Every line of the entries below that carries the string "this" should be copied.

▶ Data excerpts:
[Start of section]
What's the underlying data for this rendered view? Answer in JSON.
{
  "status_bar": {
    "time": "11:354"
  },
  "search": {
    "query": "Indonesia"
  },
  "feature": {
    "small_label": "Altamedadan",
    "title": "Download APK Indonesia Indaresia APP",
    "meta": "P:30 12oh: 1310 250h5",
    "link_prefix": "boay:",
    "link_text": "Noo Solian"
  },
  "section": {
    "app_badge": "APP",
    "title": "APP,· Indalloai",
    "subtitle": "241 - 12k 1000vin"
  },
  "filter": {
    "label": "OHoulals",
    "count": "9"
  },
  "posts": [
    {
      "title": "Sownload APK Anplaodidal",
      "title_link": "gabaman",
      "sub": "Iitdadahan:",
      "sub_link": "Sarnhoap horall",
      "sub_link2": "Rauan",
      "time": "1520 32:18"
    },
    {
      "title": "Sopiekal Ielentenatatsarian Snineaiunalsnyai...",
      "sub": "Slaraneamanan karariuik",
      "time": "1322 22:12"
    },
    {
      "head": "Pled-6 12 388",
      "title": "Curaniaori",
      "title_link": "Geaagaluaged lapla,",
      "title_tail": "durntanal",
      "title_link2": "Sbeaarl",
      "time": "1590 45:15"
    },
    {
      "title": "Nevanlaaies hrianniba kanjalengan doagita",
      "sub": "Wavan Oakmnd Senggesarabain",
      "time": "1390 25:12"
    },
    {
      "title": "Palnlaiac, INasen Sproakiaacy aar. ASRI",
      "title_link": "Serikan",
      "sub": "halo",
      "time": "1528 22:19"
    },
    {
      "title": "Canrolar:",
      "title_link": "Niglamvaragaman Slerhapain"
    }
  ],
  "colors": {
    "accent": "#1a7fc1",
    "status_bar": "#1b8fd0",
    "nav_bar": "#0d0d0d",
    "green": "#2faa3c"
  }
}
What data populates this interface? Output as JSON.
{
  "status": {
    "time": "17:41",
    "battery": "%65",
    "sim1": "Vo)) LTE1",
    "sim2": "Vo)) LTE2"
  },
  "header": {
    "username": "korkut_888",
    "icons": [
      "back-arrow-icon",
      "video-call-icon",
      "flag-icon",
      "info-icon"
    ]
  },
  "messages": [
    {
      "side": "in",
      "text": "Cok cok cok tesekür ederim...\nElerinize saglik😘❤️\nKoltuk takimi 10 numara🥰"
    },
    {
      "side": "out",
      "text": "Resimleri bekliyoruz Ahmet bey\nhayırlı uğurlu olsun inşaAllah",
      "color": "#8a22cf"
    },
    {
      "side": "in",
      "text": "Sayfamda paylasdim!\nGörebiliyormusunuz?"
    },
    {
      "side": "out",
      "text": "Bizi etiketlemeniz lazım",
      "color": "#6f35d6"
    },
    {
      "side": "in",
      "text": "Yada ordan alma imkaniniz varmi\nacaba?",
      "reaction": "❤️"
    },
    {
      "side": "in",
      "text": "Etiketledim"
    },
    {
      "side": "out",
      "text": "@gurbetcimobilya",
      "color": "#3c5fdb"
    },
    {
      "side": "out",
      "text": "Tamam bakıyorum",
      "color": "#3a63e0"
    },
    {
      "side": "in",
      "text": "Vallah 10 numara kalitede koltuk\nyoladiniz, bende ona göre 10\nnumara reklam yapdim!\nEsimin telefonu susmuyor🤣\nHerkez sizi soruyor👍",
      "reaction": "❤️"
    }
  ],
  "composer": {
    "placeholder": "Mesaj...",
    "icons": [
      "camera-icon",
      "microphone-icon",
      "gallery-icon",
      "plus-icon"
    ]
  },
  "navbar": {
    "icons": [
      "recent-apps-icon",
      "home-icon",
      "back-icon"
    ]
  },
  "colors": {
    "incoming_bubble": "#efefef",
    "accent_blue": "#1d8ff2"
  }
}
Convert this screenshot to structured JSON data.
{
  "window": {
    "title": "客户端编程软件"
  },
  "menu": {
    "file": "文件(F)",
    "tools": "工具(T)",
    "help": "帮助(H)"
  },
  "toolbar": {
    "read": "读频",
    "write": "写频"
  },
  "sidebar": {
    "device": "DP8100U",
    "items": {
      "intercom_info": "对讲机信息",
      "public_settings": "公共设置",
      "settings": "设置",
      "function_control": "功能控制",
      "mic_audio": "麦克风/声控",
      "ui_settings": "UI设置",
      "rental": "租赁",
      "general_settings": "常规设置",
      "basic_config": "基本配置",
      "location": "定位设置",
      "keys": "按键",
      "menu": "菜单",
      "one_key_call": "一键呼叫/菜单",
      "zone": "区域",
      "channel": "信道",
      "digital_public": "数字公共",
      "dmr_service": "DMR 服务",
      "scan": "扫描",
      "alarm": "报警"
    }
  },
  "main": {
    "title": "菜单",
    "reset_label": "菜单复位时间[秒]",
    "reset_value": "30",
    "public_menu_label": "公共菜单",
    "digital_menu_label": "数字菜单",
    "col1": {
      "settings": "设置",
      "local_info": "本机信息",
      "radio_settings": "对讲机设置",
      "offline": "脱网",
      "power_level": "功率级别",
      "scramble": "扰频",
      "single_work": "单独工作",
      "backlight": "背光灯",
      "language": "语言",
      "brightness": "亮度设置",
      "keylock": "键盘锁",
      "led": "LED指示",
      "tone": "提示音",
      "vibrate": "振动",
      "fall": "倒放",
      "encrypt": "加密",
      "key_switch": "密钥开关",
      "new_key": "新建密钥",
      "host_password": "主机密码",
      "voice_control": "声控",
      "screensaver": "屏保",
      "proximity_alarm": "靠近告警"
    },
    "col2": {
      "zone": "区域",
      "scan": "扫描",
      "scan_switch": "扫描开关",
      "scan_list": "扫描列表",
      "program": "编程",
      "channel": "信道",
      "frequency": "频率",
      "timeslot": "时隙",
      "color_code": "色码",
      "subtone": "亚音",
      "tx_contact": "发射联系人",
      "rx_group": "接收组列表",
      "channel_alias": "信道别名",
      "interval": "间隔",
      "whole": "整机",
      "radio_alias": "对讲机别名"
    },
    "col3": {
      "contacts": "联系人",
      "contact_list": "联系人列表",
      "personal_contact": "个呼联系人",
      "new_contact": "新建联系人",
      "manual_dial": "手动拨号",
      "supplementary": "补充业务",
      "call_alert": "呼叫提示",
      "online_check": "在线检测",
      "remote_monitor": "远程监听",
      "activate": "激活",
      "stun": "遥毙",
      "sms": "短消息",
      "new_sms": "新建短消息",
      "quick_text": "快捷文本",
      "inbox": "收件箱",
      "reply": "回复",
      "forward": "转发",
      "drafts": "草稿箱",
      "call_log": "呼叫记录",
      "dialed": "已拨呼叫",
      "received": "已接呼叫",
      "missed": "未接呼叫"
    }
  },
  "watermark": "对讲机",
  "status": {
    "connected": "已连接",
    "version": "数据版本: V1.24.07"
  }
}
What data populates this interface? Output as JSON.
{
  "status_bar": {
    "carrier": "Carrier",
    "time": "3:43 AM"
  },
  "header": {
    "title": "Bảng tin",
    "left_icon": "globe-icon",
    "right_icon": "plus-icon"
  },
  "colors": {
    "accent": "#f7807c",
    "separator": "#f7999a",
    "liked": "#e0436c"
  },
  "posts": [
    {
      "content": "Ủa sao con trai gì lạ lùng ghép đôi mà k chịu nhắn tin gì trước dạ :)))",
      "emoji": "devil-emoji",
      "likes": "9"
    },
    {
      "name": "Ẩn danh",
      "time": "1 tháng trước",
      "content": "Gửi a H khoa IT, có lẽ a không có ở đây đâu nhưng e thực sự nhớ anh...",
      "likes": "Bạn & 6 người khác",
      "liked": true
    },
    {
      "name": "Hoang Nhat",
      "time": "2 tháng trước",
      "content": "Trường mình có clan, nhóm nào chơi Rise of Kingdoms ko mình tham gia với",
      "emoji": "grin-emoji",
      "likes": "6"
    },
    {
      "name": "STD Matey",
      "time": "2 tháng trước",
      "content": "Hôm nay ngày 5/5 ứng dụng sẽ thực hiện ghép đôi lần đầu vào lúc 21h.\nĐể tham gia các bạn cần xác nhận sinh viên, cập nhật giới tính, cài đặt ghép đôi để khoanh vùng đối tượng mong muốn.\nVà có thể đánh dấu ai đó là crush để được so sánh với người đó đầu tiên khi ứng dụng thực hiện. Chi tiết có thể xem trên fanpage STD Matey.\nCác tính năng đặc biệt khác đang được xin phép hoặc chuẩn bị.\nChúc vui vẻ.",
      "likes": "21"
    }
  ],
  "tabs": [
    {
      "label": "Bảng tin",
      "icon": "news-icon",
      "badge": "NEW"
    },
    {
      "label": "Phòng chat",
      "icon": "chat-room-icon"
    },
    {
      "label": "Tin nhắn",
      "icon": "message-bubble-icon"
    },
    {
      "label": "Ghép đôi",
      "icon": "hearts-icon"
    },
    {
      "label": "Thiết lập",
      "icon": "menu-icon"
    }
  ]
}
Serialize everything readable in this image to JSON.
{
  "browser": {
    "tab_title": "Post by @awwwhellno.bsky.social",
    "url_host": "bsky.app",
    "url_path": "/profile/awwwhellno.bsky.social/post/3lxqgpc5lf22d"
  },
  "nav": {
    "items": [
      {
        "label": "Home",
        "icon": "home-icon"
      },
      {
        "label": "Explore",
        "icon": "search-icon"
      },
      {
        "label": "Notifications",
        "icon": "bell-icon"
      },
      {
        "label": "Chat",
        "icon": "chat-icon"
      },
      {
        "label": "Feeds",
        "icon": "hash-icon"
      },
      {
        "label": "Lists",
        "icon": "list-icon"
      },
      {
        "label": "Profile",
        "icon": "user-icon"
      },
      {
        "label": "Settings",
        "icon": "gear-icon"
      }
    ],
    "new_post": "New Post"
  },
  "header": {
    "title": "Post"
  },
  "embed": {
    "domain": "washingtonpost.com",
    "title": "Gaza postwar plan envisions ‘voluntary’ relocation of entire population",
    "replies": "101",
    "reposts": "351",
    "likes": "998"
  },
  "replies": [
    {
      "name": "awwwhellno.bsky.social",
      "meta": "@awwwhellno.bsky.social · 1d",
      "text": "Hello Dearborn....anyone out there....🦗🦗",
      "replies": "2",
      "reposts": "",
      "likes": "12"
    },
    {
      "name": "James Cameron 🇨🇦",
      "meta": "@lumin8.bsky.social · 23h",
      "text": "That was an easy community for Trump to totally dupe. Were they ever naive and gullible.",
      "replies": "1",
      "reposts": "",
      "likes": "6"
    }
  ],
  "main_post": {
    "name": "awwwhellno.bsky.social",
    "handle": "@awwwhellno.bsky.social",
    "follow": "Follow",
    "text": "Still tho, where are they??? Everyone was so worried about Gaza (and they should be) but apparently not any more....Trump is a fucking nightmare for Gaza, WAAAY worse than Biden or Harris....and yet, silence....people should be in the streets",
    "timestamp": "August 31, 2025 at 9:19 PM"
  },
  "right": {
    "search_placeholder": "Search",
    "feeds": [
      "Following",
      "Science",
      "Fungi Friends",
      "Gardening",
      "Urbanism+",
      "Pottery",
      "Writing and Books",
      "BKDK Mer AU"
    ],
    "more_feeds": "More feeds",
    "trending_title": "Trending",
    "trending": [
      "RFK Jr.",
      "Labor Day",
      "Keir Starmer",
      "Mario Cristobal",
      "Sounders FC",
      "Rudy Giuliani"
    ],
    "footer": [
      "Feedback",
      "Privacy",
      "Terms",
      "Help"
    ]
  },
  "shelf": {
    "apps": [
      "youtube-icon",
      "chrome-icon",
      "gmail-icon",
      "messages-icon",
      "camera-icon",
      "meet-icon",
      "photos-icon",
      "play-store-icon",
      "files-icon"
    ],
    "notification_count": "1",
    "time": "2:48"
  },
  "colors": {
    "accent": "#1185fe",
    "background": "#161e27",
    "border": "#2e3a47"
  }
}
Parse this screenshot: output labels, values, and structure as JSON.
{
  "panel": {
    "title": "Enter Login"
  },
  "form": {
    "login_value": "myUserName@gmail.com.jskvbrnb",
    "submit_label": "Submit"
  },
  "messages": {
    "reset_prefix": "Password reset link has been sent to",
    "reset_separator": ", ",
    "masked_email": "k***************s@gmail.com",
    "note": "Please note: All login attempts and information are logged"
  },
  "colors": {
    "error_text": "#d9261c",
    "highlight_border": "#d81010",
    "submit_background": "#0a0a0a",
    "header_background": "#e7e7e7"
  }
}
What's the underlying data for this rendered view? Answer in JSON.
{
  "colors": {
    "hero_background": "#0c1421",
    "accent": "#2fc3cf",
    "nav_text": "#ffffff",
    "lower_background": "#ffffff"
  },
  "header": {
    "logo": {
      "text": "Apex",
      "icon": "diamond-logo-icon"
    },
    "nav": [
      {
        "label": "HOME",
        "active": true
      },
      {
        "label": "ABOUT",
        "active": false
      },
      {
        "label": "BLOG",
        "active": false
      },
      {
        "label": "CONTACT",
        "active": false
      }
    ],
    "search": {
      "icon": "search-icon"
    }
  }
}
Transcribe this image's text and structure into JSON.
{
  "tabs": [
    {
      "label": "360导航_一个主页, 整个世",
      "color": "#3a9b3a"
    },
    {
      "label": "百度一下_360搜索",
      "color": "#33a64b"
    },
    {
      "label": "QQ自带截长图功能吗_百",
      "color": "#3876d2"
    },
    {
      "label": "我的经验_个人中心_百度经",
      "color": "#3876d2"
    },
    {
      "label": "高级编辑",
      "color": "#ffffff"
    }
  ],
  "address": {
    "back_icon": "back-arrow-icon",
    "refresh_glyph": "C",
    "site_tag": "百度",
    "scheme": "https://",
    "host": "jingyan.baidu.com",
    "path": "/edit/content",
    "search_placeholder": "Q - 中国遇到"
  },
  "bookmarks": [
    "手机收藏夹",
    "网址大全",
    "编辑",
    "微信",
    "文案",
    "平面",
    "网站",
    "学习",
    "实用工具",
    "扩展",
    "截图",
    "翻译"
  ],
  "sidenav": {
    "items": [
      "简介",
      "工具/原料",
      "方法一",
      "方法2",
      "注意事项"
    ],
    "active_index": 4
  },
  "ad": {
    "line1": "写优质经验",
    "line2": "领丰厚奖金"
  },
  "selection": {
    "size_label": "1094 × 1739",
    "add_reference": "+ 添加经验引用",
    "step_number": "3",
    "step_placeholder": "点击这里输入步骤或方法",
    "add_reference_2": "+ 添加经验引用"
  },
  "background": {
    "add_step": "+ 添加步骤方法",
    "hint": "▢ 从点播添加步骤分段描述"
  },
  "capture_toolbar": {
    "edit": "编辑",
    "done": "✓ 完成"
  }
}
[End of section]
▶ Answer below:
What's the underlying data for this rendered view? Answer in JSON.
What data populates this interface? Output as JSON.
Convert this screenshot to structured JSON data.
What data populates this interface? Output as JSON.
Serialize everything readable in this image to JSON.
Parse this screenshot: output labels, values, and structure as JSON.
What's the underlying data for this rendered view? Answer in JSON.
Transcribe this image's text and structure into JSON.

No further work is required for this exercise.